Coming from a small town, Sahaswan in the District of Budaun (at the young age of 12) to join 9th grade, was a big change for me. With a population of only 22,000, Sahaswan was a peaceful little town, where nothing exciting had happened since the mutiny in 1857 when the British hanged several local rebel leaders by the trees and demolished a number of houses. Even the communal animosity of partition had passed it by. There was a single high school which did not offer any science courses, the reason that my father sent me to Aligarh. Three generations of my family had been practitioners of Eastern medicine (hakims), and my father wanted me to carry on the family tradition, especially as it seemed that Aligarh would imminently have a medical college.
The environment at my new school could not have been more different than what I was used to. Most of the students came from rich landlord families who abounded around Aligarh. Also, at the time, South Africa was firmly in the grip of the apartheid regime and many rich South African Muslim businessmen with Indian heritage routinely sent their young children to the University School boarding house to be exposed to the old culture heritage. These boys spoke fluent English and dressed stylishly. In my first year, I felt intensely home sick, somewhat out of place, and nearly left the school to return to my hometown. However, in spite of its limitations, I had received an excellent education at our modest school in Sahaswan and could compete well with the students at Aligarh school.
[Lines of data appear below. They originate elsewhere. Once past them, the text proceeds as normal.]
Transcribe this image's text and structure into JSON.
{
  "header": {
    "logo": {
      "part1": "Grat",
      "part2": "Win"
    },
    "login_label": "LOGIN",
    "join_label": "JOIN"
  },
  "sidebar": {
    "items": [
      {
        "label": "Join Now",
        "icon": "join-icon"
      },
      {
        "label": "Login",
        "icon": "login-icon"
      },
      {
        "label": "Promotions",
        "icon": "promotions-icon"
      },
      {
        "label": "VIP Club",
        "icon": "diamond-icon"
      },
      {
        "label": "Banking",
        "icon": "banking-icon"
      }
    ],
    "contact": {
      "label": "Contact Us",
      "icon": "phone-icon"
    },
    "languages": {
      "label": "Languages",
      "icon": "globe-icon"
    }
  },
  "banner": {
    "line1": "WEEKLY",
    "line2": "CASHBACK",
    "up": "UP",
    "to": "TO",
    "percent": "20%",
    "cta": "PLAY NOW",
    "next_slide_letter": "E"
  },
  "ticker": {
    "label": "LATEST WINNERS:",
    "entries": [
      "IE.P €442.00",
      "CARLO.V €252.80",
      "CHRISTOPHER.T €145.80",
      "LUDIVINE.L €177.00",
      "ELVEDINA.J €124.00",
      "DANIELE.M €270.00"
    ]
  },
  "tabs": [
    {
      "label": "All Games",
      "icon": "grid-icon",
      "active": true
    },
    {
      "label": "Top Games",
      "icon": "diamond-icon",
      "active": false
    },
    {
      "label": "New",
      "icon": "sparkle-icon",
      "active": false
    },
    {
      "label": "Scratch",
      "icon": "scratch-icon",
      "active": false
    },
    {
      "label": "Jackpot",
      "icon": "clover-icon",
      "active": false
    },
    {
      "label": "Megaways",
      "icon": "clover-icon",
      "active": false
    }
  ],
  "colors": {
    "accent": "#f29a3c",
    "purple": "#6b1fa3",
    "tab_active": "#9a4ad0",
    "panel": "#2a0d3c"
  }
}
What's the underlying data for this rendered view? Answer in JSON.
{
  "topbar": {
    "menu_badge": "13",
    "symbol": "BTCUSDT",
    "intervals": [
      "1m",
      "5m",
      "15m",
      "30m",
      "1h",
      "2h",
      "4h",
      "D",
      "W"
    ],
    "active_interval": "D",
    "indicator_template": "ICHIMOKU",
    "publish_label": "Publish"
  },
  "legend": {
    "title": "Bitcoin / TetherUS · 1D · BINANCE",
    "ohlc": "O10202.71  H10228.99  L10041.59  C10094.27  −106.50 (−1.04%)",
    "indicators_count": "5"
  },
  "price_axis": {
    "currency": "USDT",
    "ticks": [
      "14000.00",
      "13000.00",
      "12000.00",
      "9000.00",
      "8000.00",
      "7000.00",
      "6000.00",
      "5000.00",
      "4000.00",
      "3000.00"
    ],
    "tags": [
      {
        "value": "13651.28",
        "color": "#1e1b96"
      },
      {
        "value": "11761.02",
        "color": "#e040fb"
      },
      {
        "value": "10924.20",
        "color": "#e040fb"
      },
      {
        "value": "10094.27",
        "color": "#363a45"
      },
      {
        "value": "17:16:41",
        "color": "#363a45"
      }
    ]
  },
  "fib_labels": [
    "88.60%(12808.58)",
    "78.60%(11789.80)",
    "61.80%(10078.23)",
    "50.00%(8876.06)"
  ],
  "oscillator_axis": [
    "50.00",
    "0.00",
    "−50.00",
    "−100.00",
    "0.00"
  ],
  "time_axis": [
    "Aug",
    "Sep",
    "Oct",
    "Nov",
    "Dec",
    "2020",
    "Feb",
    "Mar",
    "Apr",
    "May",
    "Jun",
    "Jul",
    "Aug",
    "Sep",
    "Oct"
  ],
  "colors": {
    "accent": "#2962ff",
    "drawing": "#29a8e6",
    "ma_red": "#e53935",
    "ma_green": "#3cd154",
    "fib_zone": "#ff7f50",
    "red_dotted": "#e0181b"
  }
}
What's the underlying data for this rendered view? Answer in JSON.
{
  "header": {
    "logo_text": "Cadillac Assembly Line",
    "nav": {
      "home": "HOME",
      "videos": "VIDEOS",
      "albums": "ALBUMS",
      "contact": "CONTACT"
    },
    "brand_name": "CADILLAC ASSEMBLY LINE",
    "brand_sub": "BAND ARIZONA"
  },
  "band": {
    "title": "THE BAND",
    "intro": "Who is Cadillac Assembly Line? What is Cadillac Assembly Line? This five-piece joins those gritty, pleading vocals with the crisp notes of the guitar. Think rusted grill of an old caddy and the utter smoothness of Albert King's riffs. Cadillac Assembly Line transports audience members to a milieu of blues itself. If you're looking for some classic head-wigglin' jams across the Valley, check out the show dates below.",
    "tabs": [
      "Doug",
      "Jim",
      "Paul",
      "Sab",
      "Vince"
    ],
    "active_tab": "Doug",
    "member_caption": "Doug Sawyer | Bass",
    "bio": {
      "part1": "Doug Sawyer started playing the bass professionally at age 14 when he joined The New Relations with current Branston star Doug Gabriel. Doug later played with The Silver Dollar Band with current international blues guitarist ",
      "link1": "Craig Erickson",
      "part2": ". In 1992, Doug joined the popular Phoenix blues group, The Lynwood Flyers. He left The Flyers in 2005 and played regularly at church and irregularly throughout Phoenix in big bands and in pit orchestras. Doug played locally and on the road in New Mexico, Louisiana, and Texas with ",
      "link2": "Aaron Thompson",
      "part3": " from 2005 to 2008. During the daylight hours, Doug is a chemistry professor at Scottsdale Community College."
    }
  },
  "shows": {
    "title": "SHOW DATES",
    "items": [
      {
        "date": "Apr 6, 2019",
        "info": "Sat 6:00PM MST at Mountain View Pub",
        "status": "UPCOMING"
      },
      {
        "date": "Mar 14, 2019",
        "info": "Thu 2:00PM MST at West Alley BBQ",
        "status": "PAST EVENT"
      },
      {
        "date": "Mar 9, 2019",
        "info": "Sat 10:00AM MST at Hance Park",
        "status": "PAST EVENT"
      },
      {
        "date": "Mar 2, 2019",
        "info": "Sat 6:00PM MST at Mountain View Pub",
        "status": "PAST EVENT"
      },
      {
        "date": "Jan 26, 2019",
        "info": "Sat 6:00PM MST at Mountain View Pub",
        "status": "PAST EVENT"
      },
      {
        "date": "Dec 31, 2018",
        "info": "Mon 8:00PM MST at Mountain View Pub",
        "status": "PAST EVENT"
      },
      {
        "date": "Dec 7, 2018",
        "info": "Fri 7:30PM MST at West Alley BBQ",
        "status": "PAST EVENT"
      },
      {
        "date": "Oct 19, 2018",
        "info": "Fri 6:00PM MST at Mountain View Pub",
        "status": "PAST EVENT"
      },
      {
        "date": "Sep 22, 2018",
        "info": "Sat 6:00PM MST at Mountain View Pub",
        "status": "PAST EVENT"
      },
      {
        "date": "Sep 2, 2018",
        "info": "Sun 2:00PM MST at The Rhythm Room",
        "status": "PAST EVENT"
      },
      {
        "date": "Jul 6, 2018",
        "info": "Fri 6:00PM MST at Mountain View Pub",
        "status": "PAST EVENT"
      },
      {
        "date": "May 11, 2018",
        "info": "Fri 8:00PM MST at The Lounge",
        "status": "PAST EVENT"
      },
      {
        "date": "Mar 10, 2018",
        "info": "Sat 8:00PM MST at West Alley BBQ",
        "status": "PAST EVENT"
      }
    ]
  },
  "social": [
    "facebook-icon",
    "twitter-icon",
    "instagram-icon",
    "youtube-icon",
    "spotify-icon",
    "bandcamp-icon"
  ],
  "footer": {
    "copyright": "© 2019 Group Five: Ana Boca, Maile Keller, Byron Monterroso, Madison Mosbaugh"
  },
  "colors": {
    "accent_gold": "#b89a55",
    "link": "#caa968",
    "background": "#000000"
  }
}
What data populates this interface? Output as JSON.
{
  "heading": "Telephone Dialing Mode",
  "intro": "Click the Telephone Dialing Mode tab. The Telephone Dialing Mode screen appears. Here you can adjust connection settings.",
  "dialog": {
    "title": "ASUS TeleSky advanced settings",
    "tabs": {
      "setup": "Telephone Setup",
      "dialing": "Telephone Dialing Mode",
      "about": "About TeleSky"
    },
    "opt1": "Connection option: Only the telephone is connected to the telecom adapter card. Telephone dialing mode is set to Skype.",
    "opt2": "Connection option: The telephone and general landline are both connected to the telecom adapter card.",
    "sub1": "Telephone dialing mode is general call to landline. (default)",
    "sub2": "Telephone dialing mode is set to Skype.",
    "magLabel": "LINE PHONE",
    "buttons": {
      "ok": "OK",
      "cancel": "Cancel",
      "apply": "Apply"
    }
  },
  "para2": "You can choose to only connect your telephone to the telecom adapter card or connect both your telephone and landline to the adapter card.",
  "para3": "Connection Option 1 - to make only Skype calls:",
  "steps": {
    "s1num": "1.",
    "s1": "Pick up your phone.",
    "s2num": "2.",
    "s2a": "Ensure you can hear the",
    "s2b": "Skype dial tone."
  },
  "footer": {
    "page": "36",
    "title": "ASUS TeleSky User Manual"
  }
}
Our school Headmaster, Mr. Ehsan Haider, was trained in London and carried an aura of mystique around him. He was rarely seen out of his office. Students were called to his office only when he wanted to admonish them for some infraction or praise them if they had pleased him through success in sports or academic achievements. He lived not far from the school, had a European wife, and came to school riding a bicycle. A peon was always posted outside his office in the morning, ready to take the bicycle from him as soon as he dismounted.
I fondly remember my outstanding Urdu teacher, Master Asghar Ali, who lived several miles away at Balaiy Qilla, walked both ways and was never late for his morning class. To me as a young boy, he looked old, but probably was only in his fifties. Often trainee students who were working for their Bachelor of Teaching degree in the nearby Teachers Training College came to teach our classes, as part of their hands-on training. We loved to give them a hard time, but some of them were clever and had learned the tricks of keeping order in their class.
Although I had a rough time in my first six months at the University School, by the time I left two years later to join the University, I had fully adjusted to the environment and was sorry to leave after my high school graduation. I still look back to those years with nostalgia.
(Former students of AMU are invited to contribute a paragraph based on their reminisces of their time at the University– about a special teacher, a friend or some event that might have left an enduring impression)
Syed Amir (Editor) Khurshid Usmani (Web)
Farzana Farooqi (President) Razi Raziuddin (Chairman)